No matter how decentralized the data we use in our smart contracts are, these are not what most application users will see nor will be interacting with. Instead, they will be relying on some sort of front-end interface to provide them with the necessary information for them to make their decisions. If these interfaces then still use data from centralized sources, this presents a clear point of failure which, if exploited, could have catastrophic implications. The team also has to maintain centralized architecture to handle such data feed.
This is where Band’s decentralized oracle network comes in. To help ensure that both the application’s smart contracts and user-facing client adhere to the same standard of decentralization, Band’s oracle infrastructure enables developers to not only make queries for data to use in their smart contracts, but to also retrieve the result of those requests to show in their application interface. And, in this article, we will cover how we can do just that.
Throughout this article, we will be writing a few code snippets to demonstrate how a web application can utilize oracle data as reported by BandChain.
The application consists of two components:
cron-requesterbackend service that periodically makes requests to BandChain’s oracle for the price of the various cryptocurrencies.
- The web page itself then retrieves the results of those requests and shows it accordingly. This is the part that we will be focusing on in this article.
Note that the web app does not make the requests itself, but instead queries the result of a previous request made that match a specified set of parameters.
BAND/USD in BandChain Guanyu devnet as an example, the code is as follows:
The above snippet utilizes Band’s
bandchain.js helper Node library to interact with requests made on BandChain. The code itself can then be broken down into the two main parts; specifying the required parameters and retrieving the matching request result from BandChain.
1) Specifying the Required Parameters
Before we can get the prices from BandChain, we need to specify some parameters. These parameters can be further broken down into two sections; the chain parameters and the request parameters.
The chain parameters simply consist of the endpoint to which we will be making the request. In this particular case, we will be using our devnet endpoint.
The request parameters, on the other hand, are how we will refine the request and the corresponding result that we want to retrieve. When requested, BandChain will return the results of the latest request whose input parameters match ours. The specific parameters are:
endpoint: The endpoint which we will query the result from. In this case, we will be using the BandChain
oracleScriptID: The ID of the oracle script executed to make the request
params: The input parameters to that oracle script. This includes the cryptocurrency symbol to query, the method to aggregate the results from BandChain’s validators, and the multiplier to multiply the aggregated result by
askCount: The number of validators that were requested to respond to the request
minCount: The minimum number of validators necessary for the request to proceed to the execution phase
For more information on each of these parameters, please see our whitepaper.
2) Retrieving the Matching Request Results from BandChain
Once we have specified the parameters, we can continue to make the query to BandChain.
The process starts by creating a new
bandchain object that we will use to interact with BandChain. We then use
getOracleScript function to return an object associated with the specified oracle script (oracle script ID 13 in this case).
The query itself is then made through executing the
getLatestMatchingResult function. If the execution is successful, the surrounding

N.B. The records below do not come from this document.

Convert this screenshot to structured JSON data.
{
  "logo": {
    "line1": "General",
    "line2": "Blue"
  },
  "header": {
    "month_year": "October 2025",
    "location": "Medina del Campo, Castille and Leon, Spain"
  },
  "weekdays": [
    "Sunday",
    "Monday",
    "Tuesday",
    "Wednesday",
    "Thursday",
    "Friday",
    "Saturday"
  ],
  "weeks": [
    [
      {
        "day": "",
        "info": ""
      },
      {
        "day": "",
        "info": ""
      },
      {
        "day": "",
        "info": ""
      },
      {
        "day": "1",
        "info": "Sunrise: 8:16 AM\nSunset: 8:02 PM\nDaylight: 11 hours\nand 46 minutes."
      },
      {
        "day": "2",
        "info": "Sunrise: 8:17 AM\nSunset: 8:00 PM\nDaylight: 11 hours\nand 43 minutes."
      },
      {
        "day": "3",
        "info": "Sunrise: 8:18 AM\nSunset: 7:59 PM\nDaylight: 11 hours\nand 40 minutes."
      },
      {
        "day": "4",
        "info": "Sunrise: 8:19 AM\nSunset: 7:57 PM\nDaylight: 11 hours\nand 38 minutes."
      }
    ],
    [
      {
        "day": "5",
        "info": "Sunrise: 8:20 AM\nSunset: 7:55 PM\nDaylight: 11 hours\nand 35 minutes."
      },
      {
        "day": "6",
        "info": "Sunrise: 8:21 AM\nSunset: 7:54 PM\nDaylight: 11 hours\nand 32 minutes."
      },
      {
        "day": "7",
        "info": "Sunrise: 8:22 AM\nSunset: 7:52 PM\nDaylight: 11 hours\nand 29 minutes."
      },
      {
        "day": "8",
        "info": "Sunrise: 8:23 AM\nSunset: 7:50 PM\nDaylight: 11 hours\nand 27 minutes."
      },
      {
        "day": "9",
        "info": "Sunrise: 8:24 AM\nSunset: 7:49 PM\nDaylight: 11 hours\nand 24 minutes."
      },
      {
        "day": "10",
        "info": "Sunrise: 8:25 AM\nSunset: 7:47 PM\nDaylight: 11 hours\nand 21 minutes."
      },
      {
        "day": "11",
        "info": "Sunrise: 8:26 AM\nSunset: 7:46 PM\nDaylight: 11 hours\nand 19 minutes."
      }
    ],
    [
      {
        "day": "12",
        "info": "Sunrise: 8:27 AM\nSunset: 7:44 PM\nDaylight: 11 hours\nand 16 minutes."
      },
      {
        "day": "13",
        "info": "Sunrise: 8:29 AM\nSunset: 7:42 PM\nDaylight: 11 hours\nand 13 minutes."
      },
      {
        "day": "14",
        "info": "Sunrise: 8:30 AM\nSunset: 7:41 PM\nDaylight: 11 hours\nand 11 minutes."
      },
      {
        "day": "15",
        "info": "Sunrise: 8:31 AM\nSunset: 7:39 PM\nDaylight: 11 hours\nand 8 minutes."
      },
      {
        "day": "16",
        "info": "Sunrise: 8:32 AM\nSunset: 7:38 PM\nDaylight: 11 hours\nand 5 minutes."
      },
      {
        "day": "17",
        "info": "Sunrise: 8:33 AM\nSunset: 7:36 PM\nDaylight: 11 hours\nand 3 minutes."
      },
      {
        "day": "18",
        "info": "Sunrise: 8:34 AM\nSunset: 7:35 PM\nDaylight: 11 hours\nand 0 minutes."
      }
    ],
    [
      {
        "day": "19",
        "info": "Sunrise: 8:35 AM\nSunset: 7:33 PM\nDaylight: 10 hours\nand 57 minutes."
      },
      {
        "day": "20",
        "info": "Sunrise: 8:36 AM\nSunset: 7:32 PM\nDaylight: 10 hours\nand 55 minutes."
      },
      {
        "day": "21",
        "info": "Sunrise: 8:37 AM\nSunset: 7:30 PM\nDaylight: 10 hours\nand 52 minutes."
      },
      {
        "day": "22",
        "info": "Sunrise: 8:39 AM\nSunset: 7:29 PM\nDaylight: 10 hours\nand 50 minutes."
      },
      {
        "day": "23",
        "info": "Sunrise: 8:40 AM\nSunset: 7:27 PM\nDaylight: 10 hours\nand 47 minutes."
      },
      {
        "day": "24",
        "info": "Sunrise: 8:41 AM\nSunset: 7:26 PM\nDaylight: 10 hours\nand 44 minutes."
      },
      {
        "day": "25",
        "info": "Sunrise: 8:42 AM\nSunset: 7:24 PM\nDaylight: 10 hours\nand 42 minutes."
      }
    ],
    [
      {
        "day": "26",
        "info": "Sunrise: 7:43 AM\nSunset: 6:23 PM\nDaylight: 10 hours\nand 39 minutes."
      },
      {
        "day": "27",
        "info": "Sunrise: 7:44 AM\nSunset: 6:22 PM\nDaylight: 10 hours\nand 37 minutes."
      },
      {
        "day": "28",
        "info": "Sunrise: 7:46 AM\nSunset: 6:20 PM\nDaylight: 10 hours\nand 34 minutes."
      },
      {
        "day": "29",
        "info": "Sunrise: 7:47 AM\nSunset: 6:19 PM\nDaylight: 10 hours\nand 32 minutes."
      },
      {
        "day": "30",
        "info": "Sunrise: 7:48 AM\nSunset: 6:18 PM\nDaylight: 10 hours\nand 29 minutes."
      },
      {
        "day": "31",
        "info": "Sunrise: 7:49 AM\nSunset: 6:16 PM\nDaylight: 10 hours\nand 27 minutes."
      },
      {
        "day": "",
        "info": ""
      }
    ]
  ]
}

getLatestRequestResult function will return the matching request’s
BAND/USD price value, along with the request’s
resolve_time, indicating when the price value was successfully aggregated and stored on BandChain.
Decentralized applications are created with interdependent elements, we have the back-end, which is responsible for logic and behavior, and the front-end which is for users to interact with the application. It’s critical that all layers in decentralized applications are indeed, decentralized.

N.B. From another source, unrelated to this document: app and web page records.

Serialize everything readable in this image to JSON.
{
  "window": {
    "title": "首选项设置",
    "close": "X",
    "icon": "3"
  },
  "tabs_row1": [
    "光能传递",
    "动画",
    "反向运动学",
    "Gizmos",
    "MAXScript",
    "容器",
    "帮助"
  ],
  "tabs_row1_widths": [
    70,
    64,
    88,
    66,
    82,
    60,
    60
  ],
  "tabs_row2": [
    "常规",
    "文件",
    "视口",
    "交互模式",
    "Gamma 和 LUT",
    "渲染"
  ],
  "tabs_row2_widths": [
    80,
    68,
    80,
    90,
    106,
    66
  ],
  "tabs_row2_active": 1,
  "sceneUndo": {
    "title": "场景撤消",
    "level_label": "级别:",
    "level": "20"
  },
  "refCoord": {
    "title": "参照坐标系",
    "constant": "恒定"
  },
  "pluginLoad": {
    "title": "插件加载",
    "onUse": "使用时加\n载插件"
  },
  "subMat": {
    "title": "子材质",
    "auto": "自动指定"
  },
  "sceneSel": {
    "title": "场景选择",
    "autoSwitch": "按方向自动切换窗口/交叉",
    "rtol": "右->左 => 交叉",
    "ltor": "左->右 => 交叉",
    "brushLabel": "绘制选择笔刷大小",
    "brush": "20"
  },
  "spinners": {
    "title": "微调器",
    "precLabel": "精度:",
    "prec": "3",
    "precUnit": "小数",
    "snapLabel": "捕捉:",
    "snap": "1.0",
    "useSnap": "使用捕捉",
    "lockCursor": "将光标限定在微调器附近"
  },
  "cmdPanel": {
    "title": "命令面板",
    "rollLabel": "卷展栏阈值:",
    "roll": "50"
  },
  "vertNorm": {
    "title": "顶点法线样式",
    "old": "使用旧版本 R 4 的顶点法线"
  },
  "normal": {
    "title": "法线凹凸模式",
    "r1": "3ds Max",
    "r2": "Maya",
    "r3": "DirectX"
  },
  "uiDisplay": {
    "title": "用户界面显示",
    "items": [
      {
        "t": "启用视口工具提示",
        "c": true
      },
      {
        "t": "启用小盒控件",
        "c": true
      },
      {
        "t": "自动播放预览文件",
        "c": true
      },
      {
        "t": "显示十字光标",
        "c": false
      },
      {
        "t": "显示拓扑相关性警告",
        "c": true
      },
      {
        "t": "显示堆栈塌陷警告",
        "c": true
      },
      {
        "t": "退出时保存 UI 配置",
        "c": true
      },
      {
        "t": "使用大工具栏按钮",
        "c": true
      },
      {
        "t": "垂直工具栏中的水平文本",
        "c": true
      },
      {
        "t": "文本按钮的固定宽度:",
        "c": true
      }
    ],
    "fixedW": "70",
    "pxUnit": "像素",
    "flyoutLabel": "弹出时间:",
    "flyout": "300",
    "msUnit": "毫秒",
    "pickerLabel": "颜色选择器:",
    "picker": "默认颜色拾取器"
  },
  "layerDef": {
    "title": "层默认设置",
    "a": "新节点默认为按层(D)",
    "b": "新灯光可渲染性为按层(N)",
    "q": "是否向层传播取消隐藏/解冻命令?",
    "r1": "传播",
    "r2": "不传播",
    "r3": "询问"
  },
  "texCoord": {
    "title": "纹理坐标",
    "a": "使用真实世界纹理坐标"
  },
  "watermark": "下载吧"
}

With Band Protocol’s publicly available nodes, anyone can now request and consume external data using our custom oracle scripts in a trustless and decentralized manner including digital assets, commodities, foreign exchanges, market information, and real-world events.
There are many leading decentralized projects that we have been working with to implement such feature and we are very excited to showcase them over the coming months. Stay tuned for more updates!